▸ **What the task requires**
Wherever the string "tablename" occurs in a line of these records, report that line.

▸ **Records shown**

......

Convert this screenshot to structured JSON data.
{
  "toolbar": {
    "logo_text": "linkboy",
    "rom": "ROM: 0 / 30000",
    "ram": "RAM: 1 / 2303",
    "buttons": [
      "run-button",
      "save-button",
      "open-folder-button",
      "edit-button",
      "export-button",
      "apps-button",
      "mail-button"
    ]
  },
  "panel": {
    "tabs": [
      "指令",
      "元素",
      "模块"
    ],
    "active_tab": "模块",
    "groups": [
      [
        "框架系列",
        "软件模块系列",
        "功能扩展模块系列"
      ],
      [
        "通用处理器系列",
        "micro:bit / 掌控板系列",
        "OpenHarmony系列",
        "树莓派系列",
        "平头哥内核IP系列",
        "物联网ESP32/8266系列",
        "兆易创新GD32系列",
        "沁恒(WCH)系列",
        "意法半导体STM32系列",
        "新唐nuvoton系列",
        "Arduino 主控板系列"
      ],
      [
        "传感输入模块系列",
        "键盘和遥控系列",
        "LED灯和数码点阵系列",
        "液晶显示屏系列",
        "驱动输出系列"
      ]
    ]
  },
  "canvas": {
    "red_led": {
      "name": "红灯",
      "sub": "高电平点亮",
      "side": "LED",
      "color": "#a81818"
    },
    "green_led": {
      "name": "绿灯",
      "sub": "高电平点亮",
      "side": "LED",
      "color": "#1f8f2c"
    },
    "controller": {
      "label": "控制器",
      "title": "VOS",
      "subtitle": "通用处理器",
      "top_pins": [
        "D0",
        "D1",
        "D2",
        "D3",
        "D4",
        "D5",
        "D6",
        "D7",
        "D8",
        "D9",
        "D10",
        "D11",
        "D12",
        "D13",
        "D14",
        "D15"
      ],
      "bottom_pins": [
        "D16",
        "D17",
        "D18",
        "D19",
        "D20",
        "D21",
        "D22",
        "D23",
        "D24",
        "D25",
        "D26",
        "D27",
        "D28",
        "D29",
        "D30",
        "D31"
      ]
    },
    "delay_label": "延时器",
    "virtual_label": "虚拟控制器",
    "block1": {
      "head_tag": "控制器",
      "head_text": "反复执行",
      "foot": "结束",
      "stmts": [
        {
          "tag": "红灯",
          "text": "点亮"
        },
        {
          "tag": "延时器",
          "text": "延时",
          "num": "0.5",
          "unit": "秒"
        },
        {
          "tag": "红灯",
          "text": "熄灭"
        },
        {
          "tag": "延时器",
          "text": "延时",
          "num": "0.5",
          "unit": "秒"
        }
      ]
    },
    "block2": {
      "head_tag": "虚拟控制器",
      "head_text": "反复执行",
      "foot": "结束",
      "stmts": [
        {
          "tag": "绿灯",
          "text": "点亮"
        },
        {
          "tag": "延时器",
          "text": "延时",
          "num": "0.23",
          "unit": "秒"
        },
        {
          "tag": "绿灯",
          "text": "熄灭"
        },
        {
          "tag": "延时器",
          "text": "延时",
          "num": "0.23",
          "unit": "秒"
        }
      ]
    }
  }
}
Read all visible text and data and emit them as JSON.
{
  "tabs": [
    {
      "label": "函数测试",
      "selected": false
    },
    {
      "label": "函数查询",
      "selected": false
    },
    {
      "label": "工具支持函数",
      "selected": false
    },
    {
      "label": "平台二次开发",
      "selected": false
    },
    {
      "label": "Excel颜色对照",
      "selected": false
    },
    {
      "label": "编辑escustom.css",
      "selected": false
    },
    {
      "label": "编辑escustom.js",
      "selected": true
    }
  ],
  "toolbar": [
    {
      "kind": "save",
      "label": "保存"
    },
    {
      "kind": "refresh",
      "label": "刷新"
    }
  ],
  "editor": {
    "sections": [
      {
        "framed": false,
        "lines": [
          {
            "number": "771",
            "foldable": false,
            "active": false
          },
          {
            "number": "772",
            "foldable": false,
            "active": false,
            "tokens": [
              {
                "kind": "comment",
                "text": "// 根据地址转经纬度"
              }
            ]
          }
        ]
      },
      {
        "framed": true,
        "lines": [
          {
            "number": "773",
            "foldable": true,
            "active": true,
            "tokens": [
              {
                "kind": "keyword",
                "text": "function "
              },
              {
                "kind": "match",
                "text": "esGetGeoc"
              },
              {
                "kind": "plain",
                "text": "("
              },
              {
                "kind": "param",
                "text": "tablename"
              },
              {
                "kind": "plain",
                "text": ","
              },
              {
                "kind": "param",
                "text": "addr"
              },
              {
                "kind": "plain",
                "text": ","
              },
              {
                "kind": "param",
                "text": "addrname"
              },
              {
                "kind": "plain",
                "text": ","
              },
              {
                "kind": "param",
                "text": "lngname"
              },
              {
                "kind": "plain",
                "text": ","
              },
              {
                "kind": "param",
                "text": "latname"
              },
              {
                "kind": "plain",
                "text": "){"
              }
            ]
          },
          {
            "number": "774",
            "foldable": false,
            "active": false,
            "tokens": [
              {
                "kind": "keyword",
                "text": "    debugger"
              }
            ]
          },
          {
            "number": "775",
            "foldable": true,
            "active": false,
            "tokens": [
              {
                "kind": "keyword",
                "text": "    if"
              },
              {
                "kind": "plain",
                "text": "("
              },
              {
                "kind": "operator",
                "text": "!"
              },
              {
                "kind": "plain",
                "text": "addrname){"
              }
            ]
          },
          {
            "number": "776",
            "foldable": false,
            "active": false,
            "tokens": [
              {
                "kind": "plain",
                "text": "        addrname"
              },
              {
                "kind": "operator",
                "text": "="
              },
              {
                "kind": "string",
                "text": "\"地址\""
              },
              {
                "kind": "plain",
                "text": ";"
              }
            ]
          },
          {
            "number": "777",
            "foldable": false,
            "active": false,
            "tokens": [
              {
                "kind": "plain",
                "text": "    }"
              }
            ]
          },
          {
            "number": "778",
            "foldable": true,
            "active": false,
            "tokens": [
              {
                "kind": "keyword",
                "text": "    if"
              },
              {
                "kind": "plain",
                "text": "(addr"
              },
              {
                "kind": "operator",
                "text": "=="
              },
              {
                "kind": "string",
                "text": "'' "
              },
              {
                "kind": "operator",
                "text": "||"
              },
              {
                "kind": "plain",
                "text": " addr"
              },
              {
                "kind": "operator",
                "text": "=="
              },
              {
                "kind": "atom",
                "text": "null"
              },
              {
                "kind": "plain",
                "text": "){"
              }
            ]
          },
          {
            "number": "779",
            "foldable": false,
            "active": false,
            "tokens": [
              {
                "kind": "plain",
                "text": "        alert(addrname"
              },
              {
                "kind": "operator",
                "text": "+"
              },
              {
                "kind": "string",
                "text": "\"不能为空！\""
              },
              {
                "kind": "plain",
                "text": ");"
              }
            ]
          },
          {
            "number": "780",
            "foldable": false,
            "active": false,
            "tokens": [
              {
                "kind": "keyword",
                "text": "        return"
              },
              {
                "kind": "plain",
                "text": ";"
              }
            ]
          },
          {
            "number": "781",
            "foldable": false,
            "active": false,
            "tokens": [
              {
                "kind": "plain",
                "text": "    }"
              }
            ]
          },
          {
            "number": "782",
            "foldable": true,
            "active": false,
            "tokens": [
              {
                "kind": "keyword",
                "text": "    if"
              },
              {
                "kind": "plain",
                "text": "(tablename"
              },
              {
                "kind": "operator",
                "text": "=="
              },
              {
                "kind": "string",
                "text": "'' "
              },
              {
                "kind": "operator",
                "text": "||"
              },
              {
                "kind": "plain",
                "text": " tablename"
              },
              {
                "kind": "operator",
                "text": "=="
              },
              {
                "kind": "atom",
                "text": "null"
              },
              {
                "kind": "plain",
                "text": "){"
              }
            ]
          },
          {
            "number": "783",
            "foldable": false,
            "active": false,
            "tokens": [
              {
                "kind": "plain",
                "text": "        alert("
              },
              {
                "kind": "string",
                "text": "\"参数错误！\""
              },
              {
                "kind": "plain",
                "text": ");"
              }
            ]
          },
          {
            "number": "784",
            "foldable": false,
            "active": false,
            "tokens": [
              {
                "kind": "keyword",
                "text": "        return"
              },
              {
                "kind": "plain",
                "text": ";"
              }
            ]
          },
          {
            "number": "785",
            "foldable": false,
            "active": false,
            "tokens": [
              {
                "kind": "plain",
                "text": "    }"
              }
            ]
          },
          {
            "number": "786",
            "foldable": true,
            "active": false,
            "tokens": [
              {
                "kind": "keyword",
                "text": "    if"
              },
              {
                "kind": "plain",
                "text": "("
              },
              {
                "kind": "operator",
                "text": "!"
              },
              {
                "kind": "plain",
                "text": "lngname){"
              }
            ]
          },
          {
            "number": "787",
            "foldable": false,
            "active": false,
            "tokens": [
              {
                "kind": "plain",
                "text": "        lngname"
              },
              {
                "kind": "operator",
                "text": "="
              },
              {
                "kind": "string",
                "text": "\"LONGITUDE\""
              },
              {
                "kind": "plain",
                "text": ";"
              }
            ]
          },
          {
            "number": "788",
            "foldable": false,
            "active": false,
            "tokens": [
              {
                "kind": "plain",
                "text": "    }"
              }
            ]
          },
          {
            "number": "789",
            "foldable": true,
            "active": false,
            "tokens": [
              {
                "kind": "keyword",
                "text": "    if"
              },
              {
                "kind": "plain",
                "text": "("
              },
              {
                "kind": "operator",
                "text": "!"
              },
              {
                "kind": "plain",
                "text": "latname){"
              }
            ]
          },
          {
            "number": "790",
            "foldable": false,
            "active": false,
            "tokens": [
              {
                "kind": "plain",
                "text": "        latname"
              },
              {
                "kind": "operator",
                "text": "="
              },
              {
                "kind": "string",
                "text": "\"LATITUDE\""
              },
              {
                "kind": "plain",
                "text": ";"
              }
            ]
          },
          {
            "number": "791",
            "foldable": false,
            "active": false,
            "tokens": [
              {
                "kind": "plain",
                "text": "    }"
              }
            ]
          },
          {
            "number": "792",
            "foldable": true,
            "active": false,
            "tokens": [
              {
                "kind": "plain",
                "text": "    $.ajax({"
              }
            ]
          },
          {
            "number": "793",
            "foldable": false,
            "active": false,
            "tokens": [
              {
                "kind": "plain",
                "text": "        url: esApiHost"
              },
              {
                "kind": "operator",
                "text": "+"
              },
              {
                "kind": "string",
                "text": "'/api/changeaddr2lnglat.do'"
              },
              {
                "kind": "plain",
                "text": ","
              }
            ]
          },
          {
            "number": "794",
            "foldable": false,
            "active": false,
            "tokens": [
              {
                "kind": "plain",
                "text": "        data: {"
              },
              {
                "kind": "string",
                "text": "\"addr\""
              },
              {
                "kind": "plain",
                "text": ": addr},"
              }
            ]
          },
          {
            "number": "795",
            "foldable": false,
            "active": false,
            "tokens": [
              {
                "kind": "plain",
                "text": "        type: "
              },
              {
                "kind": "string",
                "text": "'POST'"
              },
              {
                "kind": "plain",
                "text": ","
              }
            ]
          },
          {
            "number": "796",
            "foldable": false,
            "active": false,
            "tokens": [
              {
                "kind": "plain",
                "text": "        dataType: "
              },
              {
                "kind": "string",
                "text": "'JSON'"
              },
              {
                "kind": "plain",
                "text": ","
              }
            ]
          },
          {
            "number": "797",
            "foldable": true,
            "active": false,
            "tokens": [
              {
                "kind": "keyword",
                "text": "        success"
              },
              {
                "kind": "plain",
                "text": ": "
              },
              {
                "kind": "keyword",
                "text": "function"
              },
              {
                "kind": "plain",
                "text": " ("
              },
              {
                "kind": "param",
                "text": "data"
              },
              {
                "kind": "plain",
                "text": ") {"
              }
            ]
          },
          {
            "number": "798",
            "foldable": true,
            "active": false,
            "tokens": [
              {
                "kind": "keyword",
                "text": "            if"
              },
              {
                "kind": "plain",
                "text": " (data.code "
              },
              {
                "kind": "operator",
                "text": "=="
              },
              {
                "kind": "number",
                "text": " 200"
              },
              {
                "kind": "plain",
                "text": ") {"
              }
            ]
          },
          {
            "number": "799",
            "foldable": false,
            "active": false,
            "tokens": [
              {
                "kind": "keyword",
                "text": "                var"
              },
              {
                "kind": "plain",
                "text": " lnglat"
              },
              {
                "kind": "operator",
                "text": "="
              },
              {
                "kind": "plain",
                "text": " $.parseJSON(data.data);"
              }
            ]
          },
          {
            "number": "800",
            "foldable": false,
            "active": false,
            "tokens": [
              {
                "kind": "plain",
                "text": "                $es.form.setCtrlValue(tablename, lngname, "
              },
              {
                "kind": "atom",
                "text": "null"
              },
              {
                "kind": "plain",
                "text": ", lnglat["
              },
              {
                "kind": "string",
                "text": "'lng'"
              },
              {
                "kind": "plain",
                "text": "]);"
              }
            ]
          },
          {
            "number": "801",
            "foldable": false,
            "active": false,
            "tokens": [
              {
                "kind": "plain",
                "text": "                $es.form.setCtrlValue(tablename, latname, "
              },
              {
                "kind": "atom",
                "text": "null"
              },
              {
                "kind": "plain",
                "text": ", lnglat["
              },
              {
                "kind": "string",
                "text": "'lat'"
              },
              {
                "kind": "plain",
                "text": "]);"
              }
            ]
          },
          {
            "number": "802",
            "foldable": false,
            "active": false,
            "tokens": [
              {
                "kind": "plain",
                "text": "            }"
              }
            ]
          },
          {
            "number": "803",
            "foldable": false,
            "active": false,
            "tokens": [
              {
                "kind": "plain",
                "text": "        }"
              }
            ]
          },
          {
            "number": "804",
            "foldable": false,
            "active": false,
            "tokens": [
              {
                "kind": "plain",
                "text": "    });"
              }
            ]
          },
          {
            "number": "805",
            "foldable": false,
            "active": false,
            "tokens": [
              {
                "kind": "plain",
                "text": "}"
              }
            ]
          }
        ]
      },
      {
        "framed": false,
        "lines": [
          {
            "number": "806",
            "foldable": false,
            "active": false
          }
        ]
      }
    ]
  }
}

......

▸ **Solution for this problem**
                "text": "tablename"
                "text": "(tablename"
                "text": " tablename"
                "text": "                $es.form.setCtrlValue(tablename, lngname, "
                "text": "                $es.form.setCtrlValue(tablename, latname, "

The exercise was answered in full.